* **Record excerpts**
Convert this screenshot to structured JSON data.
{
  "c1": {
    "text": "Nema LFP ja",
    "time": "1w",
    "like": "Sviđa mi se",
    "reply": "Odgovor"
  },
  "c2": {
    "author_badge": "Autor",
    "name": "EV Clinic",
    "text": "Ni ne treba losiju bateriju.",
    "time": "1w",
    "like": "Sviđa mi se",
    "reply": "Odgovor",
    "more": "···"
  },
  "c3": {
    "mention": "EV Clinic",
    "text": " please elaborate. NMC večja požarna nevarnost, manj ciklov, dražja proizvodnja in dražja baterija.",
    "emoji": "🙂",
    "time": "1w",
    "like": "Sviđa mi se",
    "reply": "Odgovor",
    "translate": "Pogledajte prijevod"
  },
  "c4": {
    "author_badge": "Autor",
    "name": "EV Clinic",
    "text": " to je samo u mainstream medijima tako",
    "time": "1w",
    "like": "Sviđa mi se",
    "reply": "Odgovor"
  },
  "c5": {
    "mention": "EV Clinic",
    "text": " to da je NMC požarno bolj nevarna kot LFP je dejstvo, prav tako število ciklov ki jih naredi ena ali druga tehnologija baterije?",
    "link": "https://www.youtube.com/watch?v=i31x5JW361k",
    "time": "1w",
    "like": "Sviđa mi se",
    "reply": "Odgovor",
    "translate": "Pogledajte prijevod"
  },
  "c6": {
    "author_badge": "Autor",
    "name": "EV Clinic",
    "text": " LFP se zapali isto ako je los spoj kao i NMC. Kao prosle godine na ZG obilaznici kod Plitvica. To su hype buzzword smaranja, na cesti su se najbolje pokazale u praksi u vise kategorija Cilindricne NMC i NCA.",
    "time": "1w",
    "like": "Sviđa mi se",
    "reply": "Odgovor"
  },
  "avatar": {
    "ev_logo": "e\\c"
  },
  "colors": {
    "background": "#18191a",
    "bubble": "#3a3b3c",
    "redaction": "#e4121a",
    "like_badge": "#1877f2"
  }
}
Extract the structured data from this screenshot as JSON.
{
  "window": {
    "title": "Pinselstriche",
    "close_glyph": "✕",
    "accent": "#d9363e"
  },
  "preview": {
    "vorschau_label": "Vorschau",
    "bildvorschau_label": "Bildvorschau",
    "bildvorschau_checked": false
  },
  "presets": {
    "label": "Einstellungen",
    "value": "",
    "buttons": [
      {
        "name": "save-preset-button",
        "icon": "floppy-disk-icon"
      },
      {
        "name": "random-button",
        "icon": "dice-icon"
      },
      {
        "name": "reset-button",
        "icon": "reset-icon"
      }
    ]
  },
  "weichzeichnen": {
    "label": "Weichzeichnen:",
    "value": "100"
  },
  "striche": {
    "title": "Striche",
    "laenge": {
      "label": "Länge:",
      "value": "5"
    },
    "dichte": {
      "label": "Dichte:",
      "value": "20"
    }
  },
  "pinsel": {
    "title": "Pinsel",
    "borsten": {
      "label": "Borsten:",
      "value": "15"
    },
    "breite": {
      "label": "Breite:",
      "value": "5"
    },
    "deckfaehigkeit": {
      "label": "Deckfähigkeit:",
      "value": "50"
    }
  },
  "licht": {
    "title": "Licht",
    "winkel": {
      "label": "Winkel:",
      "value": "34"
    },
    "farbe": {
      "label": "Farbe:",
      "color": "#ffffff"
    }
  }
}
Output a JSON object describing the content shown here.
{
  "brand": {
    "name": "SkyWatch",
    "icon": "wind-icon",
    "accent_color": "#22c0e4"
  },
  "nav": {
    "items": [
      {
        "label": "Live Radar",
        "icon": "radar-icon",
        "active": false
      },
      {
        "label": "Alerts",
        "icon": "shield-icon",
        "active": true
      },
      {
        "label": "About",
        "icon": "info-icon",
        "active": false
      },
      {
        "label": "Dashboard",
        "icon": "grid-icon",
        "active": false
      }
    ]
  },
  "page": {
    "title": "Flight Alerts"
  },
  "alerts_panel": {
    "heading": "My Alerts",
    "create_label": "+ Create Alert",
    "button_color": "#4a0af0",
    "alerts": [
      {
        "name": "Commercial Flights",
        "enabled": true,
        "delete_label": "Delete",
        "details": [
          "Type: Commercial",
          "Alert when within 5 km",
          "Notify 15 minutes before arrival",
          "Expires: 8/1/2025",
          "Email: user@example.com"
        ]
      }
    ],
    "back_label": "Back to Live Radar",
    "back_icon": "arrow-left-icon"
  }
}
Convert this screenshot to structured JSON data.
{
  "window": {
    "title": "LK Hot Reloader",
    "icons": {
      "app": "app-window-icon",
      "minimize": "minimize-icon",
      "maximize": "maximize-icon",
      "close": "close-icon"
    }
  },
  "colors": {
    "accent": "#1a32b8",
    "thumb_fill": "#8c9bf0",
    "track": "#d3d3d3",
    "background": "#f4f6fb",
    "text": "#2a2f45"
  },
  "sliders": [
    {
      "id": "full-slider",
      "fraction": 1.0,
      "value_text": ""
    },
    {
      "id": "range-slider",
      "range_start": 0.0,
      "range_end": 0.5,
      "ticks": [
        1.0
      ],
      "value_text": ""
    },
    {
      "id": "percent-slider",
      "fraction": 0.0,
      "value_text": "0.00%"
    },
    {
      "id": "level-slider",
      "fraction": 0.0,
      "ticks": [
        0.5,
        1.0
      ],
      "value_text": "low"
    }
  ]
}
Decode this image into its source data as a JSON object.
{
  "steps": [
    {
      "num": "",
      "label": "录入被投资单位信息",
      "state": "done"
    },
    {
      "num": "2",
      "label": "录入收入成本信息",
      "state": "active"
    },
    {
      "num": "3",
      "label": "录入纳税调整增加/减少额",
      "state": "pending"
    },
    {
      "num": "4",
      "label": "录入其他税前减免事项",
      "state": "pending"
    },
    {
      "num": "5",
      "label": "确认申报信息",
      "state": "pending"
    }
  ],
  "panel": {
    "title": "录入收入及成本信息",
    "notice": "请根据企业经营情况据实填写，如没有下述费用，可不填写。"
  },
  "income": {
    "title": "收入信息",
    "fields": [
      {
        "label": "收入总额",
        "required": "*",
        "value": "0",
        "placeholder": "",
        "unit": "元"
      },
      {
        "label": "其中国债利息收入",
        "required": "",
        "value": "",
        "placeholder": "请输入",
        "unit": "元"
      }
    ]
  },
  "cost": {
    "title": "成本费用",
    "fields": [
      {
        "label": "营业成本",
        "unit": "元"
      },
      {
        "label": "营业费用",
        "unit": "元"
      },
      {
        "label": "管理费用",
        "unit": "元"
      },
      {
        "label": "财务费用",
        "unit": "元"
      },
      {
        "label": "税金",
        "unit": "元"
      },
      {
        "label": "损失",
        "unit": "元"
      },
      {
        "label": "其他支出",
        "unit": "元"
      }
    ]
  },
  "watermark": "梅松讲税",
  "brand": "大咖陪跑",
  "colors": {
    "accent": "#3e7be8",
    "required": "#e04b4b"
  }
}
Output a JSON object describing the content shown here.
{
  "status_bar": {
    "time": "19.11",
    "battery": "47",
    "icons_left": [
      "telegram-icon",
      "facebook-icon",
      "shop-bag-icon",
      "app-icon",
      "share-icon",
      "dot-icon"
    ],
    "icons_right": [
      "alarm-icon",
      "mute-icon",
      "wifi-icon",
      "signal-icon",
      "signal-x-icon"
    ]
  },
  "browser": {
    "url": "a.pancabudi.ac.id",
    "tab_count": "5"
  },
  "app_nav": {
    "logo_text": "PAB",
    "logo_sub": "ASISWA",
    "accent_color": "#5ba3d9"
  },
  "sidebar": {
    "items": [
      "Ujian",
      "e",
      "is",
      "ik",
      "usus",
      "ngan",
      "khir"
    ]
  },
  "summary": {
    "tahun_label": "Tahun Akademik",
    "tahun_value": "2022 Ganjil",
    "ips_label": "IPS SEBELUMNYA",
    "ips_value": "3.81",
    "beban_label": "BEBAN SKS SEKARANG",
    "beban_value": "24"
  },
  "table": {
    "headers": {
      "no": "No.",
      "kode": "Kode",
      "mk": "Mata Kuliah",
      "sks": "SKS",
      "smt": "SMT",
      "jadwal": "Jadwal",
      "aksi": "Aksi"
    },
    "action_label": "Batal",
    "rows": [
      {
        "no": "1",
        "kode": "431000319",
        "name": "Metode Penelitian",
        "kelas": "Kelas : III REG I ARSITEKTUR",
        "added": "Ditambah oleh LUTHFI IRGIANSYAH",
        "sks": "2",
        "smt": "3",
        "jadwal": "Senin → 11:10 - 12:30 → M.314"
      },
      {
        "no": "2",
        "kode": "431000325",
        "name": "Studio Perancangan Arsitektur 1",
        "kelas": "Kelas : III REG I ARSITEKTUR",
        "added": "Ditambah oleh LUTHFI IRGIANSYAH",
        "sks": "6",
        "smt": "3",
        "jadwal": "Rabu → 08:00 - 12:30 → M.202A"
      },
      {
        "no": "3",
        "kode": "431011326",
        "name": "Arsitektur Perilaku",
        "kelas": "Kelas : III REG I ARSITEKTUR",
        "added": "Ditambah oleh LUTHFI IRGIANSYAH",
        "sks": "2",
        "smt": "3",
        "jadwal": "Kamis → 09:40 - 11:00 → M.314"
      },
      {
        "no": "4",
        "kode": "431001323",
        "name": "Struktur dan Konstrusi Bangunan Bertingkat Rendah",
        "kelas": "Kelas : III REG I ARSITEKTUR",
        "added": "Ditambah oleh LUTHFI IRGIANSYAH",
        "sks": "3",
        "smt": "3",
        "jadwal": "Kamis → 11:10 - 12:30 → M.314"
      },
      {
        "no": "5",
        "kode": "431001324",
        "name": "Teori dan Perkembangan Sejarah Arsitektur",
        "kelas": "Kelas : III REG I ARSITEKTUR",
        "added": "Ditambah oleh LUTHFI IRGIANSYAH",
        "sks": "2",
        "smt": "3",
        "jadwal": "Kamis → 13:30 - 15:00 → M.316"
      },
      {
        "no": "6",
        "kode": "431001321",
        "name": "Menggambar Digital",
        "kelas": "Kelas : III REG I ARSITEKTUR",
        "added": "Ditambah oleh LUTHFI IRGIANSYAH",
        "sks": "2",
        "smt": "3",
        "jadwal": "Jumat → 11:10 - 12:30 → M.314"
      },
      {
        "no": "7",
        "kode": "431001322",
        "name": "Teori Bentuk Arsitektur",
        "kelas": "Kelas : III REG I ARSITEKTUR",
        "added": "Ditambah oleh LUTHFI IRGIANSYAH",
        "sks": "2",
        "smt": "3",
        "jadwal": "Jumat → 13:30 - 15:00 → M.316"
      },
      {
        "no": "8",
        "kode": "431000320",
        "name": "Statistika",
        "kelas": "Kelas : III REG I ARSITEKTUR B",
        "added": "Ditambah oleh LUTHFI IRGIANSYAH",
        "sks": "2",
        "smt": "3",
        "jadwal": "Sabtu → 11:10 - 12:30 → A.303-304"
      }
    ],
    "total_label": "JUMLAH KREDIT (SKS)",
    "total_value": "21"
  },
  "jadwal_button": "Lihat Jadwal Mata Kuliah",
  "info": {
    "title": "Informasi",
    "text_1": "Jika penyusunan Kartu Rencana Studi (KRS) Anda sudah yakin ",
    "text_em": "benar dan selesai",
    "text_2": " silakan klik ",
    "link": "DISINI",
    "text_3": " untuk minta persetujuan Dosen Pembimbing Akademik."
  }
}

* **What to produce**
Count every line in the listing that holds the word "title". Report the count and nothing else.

* **Result**
10